Author: Sven Mönter (University of Auckland) Jumoba@igrin.co.nz

Short Abstract

The present paper will provide a critical history of Die Samoa Inseln, which were first published in 1902-3, but soon became an oceanic-ethnological classic.

Abstract

The two volume monographs Die Samoa Inseln were first published in 1902-3. They are generally referred to as a major and highly comprehensive treatment of Samoan genealogy. Written by Dr. Augustin Krämer (1865-1941), a German Navy surgeon and ethnologist, these monographs are not only used by anthropologists and Pacific scholars alike, but also create the basis for claims at the Land and Title Court in Samoa. Their increasing use has been facilitated by an English translation, which was published in the 1990s.
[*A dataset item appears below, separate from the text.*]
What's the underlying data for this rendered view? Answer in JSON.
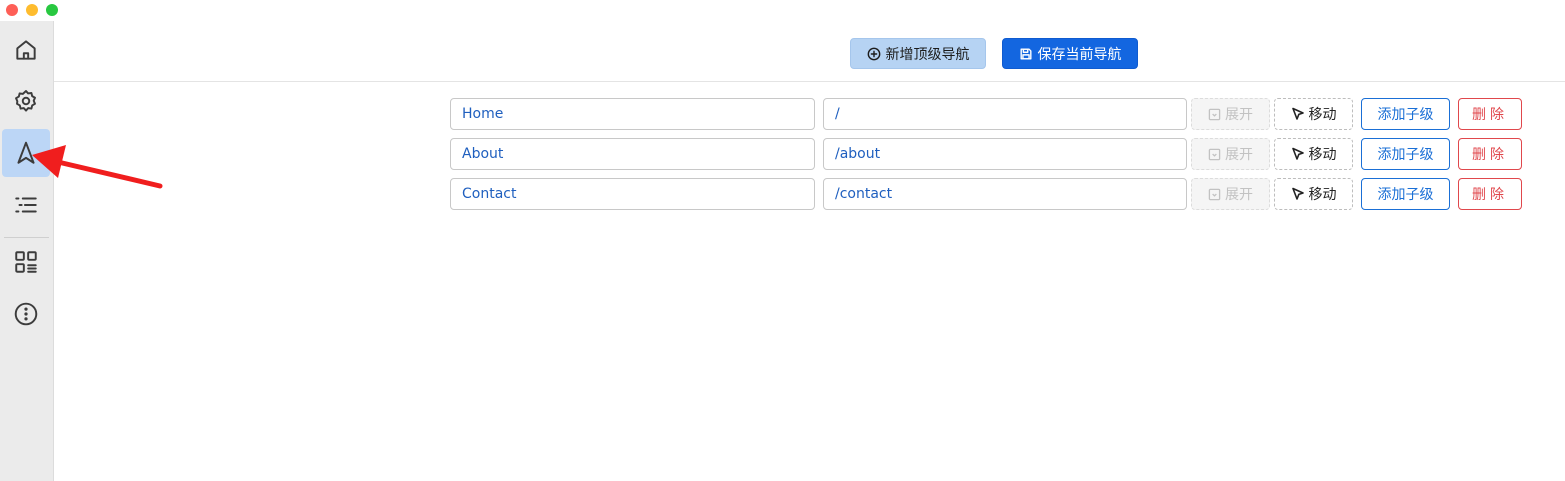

This paper will explore the history of these volumes which were Krämer's first major ethnographic publication and saw his interest shift from natural science towards ethnology. Special attention will be given to Krämer's fieldwork in Samoa which he began during a naval cruise in 1893-5 and intensified during a second Oceanic voyage from 1897-9. The paper will consider Krämer's relationships with Samoans and the fieldwork methods he developed. Although Die Samoa Inseln remains an ethnological classic, it also characterises the nexus between European anthropological discourses and field experience at the beginning of the twentieth century.